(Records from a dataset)
# # #

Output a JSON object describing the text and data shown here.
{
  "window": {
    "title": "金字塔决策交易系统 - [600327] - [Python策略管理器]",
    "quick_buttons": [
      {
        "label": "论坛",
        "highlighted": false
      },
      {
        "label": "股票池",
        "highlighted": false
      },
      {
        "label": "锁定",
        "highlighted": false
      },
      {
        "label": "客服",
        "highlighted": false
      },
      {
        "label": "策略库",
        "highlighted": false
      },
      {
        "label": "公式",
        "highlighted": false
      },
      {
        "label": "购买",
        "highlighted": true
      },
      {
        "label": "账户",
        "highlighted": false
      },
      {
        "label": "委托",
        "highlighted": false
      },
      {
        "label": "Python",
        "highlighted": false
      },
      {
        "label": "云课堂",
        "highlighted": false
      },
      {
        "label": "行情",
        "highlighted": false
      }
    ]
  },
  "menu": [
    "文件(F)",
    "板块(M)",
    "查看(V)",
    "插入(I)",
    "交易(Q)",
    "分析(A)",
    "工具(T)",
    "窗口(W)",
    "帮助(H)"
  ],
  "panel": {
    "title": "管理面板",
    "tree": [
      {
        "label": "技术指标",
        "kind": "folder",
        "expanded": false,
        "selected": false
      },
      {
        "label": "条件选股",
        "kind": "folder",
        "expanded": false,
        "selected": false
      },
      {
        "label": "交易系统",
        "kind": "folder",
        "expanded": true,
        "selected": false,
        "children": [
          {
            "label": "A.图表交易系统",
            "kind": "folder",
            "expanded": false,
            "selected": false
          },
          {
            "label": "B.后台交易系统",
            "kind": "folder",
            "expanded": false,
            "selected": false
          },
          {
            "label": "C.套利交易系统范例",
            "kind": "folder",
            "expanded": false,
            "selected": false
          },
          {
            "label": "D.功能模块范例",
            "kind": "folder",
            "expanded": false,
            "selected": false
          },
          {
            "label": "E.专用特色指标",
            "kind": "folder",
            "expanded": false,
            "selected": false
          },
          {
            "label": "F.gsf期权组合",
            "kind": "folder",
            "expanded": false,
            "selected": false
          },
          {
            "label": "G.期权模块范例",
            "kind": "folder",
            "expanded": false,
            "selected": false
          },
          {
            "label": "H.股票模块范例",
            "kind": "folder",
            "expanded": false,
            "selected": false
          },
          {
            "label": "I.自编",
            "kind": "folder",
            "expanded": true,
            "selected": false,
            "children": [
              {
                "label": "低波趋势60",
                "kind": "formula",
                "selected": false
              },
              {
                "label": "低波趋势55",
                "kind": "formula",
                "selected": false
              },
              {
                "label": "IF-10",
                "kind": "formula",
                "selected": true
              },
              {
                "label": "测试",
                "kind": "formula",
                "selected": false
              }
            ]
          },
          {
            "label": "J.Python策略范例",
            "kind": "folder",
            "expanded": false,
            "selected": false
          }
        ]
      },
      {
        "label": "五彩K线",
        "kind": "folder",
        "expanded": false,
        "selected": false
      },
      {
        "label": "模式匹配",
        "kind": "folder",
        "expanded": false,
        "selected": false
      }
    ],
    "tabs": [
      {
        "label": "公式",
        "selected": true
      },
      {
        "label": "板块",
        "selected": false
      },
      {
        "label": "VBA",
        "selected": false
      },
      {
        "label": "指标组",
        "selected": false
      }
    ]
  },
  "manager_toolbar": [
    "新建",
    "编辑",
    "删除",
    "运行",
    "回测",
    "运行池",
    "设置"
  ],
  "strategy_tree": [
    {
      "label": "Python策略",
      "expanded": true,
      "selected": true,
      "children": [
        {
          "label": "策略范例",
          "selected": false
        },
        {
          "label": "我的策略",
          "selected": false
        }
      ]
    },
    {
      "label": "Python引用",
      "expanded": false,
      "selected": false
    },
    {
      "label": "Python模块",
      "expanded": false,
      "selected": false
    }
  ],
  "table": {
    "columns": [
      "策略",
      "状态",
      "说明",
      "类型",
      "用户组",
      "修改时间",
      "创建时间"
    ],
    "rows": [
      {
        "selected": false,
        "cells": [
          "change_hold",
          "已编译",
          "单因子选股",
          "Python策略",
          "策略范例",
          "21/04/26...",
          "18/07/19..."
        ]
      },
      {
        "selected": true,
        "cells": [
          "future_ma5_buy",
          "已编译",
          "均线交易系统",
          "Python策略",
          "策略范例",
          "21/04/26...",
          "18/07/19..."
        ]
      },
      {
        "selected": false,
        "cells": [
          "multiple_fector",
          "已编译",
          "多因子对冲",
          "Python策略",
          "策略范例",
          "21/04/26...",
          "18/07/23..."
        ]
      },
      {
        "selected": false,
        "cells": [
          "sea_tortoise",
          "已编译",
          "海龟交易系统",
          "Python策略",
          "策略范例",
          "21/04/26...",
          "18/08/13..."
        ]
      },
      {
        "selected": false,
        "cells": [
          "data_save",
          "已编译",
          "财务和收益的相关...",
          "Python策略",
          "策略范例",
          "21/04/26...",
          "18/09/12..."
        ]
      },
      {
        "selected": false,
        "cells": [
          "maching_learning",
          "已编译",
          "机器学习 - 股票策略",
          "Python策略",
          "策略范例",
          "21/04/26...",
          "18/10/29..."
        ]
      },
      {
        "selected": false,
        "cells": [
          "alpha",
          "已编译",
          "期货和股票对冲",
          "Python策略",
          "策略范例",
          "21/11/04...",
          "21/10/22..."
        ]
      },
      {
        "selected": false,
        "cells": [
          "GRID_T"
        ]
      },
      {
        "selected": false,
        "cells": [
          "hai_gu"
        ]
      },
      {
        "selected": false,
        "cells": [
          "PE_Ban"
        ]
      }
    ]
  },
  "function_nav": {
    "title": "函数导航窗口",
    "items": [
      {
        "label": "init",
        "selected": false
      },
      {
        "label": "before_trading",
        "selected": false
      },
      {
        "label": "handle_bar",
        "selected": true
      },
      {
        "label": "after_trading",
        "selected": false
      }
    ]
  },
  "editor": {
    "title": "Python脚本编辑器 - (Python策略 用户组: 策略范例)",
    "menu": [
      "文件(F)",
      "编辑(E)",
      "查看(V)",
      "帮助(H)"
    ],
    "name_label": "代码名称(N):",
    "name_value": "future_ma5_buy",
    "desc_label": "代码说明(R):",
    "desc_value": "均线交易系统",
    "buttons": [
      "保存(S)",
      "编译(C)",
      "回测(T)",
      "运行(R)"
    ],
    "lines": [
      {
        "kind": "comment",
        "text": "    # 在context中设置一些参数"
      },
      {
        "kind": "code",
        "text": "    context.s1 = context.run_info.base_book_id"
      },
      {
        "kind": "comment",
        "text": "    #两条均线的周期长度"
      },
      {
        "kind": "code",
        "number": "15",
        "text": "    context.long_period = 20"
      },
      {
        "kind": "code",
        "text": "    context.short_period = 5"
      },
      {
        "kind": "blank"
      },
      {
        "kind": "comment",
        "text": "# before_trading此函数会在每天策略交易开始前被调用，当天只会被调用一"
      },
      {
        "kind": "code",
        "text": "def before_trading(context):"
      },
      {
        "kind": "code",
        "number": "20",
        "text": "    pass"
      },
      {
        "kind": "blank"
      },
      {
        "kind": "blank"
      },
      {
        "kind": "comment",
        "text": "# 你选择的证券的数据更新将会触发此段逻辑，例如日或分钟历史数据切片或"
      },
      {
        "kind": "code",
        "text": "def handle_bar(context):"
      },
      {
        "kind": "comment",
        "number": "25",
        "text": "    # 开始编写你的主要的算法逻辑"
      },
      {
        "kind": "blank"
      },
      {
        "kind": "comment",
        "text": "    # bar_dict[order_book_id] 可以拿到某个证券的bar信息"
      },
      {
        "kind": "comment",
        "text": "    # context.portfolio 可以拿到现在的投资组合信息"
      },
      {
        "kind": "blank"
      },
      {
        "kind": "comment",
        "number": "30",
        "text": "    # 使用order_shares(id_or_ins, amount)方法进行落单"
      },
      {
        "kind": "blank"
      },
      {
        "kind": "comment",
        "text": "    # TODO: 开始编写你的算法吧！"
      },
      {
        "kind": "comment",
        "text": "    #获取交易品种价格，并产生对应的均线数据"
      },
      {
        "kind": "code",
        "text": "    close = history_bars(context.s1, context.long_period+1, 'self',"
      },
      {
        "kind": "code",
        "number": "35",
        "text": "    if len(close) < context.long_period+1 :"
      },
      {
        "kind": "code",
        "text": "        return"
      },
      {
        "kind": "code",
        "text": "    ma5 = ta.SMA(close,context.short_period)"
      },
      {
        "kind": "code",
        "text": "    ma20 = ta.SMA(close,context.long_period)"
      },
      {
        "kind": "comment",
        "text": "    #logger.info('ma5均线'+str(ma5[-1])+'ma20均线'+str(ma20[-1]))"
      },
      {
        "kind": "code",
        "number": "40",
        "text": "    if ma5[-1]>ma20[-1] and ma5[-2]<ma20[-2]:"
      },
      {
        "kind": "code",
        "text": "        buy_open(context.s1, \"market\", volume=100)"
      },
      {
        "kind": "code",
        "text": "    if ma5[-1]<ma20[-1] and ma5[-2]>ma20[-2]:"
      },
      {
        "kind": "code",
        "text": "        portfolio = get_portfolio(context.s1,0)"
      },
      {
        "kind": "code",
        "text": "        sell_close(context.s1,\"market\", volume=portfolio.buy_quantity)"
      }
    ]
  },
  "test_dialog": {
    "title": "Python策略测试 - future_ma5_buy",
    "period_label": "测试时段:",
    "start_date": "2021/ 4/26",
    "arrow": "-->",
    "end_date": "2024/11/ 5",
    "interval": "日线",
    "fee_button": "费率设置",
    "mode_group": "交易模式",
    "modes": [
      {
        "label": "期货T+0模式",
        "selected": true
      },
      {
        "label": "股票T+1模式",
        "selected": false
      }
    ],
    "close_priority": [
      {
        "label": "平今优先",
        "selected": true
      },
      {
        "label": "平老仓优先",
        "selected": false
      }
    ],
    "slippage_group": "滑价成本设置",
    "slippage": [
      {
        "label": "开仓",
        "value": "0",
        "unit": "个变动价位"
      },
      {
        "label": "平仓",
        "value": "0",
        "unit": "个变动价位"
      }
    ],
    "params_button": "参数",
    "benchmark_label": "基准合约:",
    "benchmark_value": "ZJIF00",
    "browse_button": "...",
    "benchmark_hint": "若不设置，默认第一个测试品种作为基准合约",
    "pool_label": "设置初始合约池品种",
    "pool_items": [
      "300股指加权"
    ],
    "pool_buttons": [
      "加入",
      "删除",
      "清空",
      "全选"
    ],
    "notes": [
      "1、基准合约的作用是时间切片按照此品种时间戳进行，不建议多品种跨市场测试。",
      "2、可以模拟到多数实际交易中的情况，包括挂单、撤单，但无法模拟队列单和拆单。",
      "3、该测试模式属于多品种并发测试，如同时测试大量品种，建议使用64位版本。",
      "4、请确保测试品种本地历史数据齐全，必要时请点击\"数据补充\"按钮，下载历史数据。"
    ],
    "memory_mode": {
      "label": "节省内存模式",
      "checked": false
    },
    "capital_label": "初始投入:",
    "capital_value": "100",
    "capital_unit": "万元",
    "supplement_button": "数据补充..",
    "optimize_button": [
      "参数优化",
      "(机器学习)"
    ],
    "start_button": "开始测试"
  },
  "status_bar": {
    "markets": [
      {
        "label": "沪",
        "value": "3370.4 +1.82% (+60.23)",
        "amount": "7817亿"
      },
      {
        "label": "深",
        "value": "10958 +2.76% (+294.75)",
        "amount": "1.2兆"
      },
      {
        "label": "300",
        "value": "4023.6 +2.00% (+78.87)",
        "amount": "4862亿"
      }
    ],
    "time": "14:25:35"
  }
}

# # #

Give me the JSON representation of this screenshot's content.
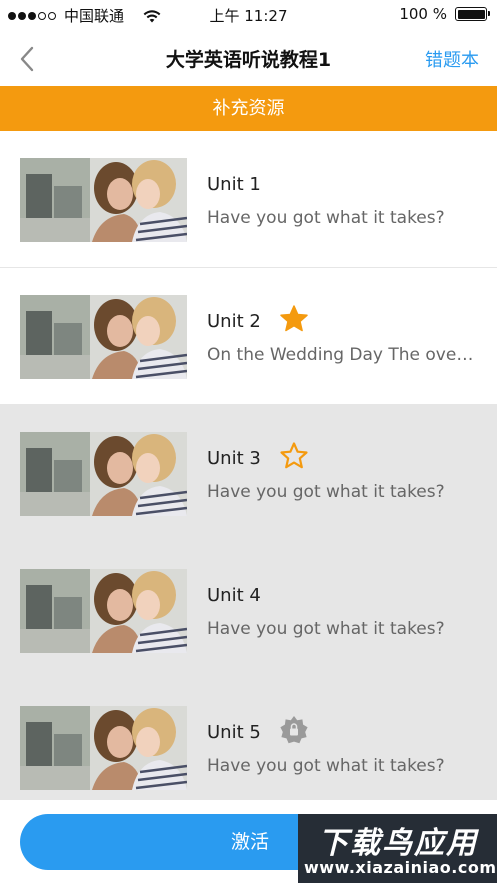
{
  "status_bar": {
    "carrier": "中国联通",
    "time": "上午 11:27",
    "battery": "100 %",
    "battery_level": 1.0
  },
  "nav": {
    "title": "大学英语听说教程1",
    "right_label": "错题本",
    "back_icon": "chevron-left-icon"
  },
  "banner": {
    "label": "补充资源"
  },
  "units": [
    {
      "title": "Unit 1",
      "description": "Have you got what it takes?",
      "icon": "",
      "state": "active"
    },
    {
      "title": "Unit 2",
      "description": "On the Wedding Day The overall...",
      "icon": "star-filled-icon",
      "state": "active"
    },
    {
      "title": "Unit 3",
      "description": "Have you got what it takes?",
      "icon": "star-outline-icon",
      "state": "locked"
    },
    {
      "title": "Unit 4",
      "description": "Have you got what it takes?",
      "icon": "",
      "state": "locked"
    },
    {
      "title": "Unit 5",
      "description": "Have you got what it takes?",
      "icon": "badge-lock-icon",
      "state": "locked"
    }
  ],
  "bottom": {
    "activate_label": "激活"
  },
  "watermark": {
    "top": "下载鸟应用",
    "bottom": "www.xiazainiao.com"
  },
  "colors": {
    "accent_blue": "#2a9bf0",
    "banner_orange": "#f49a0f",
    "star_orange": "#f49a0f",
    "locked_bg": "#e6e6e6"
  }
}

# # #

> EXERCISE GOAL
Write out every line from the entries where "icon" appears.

> EXERCISE RESPONSE
    "back_icon": "chevron-left-icon"
      "icon": "",
      "icon": "star-filled-icon",
      "icon": "star-outline-icon",
      "icon": "",
      "icon": "badge-lock-icon",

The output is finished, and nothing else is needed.